    Someone is killing the young women of Juárez, Mexico, one of the world’s largest border cities. Since 1993, more than 270 young women have been raped and murdered in a chillingly consistent and brazen manner. Authorities blame the women for being prostitutes — though many were workers and students — and follow outlandish leads while relatives of the women demand justice. Most disturbingly, evidence of police complicity remains uninvestigated as the killings continue.

    This shocking crime wave is laid bare in Señorita Extraviada, which wades into the chaos of a booming border town to ask questions the authorities would rather ignore.

    The bodies that began to appear in the desert around Juárez in 1993 continue to turn up to this day — young women brutally raped and murdered. Despite the number of victims and the audacity of the killers, the authorities have been ineffective. After callously, and incorrectly, writing off the murders to the wayward lifestyles of supposed prostitutes, they then fixed obstinately on one then another captured suspect whose guilt became more and more implausible in the face of continuing murders.

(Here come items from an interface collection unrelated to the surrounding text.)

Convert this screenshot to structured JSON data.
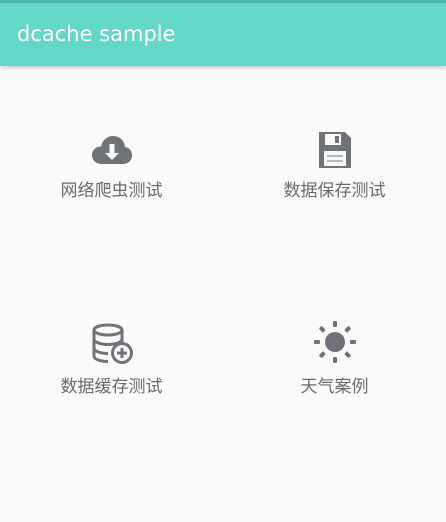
{
  "app_bar": {
    "title": "dcache sample",
    "background": "#64d8c6",
    "title_color": "#ffffff"
  },
  "menu": {
    "items": [
      {
        "label": "网络爬虫测试",
        "icon": "cloud-download-icon"
      },
      {
        "label": "数据保存测试",
        "icon": "floppy-disk-icon"
      },
      {
        "label": "数据缓存测试",
        "icon": "database-add-icon"
      },
      {
        "label": "天气案例",
        "icon": "sun-icon"
      }
    ],
    "icon_color": "#6f7378",
    "label_color": "#6b6b6b"
  }
}
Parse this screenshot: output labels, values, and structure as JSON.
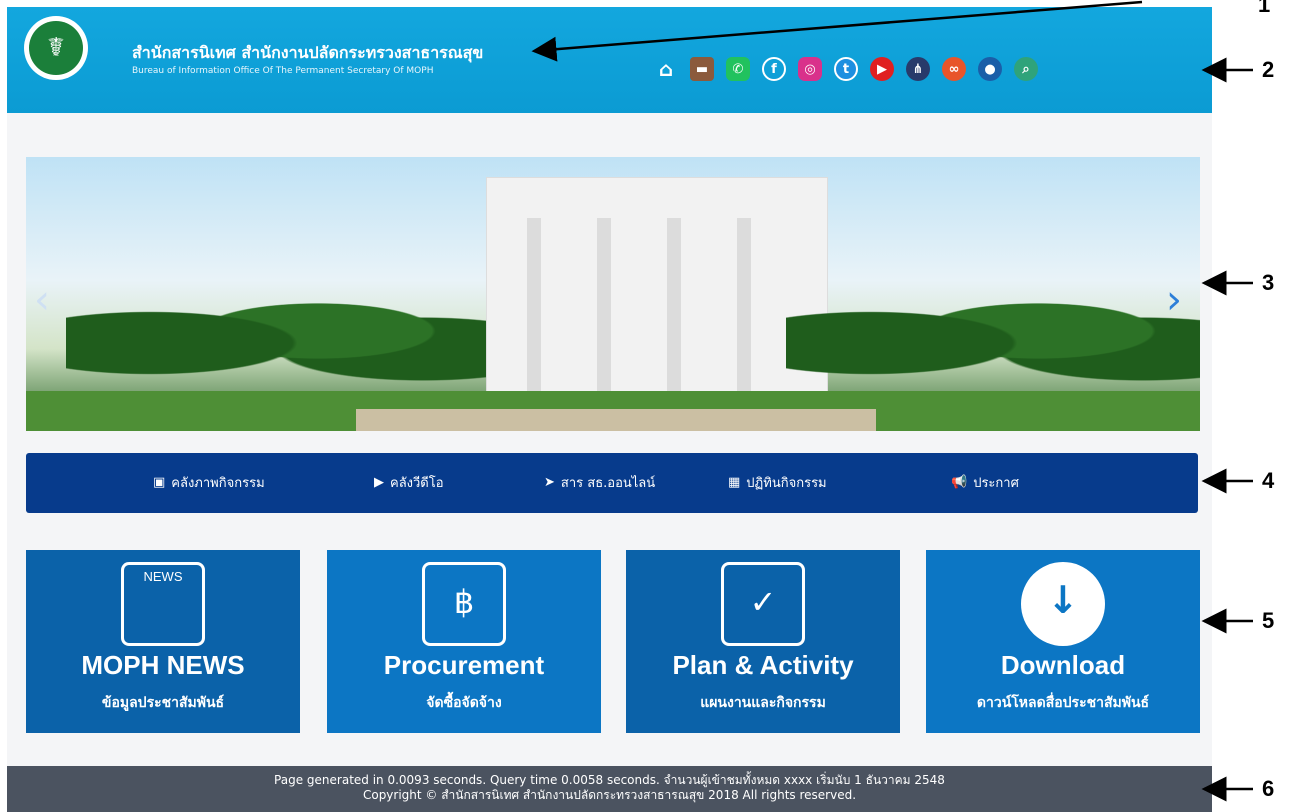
{
  "header": {
    "title": "สำนักสารนิเทศ  สำนักงานปลัดกระทรวงสาธารณสุข",
    "subtitle": "Bureau of Information  Office Of The Permanent Secretary Of MOPH",
    "icons": [
      "home-icon",
      "briefcase-icon",
      "phone-icon",
      "facebook-icon",
      "instagram-icon",
      "twitter-icon",
      "youtube-icon",
      "sitemap-icon",
      "link-icon",
      "user-icon",
      "search-icon"
    ]
  },
  "nav": {
    "items": [
      {
        "label": "คลังภาพกิจกรรม",
        "icon": "image-icon"
      },
      {
        "label": "คลังวีดีโอ",
        "icon": "video-icon"
      },
      {
        "label": "สาร สธ.ออนไลน์",
        "icon": "send-icon"
      },
      {
        "label": "ปฏิทินกิจกรรม",
        "icon": "calendar-icon"
      },
      {
        "label": "ประกาศ",
        "icon": "megaphone-icon"
      }
    ]
  },
  "cards": [
    {
      "title": "MOPH NEWS",
      "subtitle": "ข้อมูลประชาสัมพันธ์",
      "icon": "news-icon",
      "badge": "NEWS",
      "color": "#0b62a9"
    },
    {
      "title": "Procurement",
      "subtitle": "จัดซื้อจัดจ้าง",
      "icon": "procurement-icon",
      "badge": "฿",
      "color": "#0c76c4"
    },
    {
      "title": "Plan & Activity",
      "subtitle": "แผนงานและกิจกรรม",
      "icon": "calendar-check-icon",
      "badge": "✓",
      "color": "#0b62a9"
    },
    {
      "title": "Download",
      "subtitle": "ดาวน์โหลดสื่อประชาสัมพันธ์",
      "icon": "cloud-download-icon",
      "badge": "↓",
      "color": "#0c76c4"
    }
  ],
  "footer": {
    "line1": "Page generated in 0.0093 seconds. Query time 0.0058 seconds.   จำนวนผู้เข้าชมทั้งหมด xxxx เริ่มนับ 1 ธันวาคม 2548",
    "line2": "Copyright © สำนักสารนิเทศ สำนักงานปลัดกระทรวงสาธารณสุข 2018 All rights reserved."
  },
  "annotations": [
    "1",
    "2",
    "3",
    "4",
    "5",
    "6"
  ],
  "colors": {
    "header": "#0b9bd3",
    "nav": "#073b8c",
    "footer": "#4b5360"
  }
}
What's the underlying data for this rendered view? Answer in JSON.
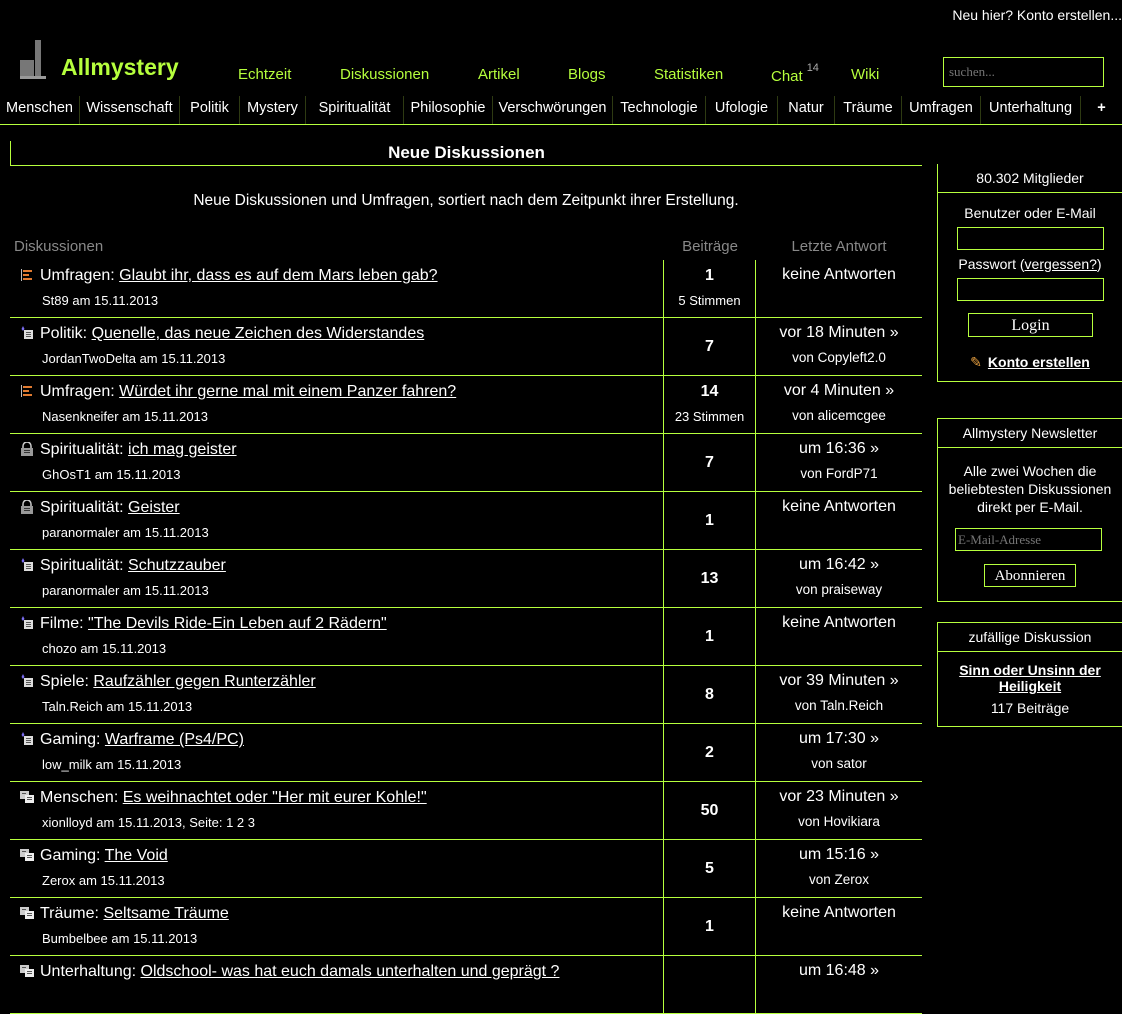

    Most alarmingly, the account of a woman who survived an attack to tell her tale of horror has gone uninvestigated. Señorita Extraviada picks up the story with this testimony, and the struggle of the victims’ families, who have come together to demand justice despite government indifference or perhaps worse.